While the TGS duo is justly known for its foundational work on the application of Rule 10b-5 to insider trading and corporate misstatements, two other aspects of the two cases are the focus of this contribution. The first is the development of the role of the SEC as conservator, derived originally from the equity side of federal bankruptcy law, but expanded to function as a general equitable remedy. That remedy faced difficult issues concerning the ranking of different victims of insider trading, in particular the status of an entity as a claimant in competition with victimized market participants. The second, often overlooked, is the two cases’ pioneering role in the management of individual and in particular of class actions laid in a number of different jurisdictions, which is an issue that, for the first time, called into play the then-new Judicial Panel on Multidistrict Litigation.

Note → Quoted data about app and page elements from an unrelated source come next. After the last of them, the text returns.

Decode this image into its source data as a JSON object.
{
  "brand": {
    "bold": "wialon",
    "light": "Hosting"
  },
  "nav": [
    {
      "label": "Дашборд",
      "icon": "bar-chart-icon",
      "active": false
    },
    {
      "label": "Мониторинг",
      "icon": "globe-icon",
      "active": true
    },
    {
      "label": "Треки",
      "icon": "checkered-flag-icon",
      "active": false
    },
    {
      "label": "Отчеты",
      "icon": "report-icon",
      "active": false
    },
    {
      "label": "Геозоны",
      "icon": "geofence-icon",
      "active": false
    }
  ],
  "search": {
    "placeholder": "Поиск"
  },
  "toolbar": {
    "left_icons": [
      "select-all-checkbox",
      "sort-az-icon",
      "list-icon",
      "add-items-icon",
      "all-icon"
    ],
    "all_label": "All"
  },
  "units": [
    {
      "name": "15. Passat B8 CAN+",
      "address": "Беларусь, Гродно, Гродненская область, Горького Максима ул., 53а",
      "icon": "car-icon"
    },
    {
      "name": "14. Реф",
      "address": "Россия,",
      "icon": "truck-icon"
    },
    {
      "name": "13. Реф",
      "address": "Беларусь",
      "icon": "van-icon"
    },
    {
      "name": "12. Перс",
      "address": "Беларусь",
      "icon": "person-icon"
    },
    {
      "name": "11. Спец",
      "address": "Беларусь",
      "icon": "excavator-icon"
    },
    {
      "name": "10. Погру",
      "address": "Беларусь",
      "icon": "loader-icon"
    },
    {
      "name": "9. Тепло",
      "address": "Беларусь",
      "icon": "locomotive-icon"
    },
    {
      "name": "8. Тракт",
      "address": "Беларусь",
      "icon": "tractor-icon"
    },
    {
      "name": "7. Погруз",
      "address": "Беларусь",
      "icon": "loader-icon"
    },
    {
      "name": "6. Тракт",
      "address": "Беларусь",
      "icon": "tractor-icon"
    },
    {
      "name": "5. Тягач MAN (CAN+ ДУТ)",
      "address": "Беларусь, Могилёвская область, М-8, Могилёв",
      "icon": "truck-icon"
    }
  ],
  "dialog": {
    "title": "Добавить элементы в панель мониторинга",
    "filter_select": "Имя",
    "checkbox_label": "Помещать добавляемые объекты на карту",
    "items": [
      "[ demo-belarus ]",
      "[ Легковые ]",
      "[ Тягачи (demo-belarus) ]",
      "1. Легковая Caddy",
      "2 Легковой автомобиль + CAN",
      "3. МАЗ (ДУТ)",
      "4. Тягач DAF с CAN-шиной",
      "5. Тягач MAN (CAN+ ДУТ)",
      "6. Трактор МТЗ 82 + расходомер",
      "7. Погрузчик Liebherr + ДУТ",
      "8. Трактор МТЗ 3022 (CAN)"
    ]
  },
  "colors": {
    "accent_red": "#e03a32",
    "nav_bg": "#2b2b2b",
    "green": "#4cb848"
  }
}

The first aspect leads in a fairly straight line to the Fair Funds component of the Sarbanes-Oxley Act of 2002 (as amended by the Dodd-Frank Act of 2010), and to the doctrinal development of that component in practice. The second aspect, however, was impacted over the following three decades by the growing judicial and statutory hostility to broadening the role of the private class action generally, and of its Rule 10b-5 segment specifically. Therefore, this article also contributes to the newer discourse about the respective roles of private versus public litigation in the field of securities regulation.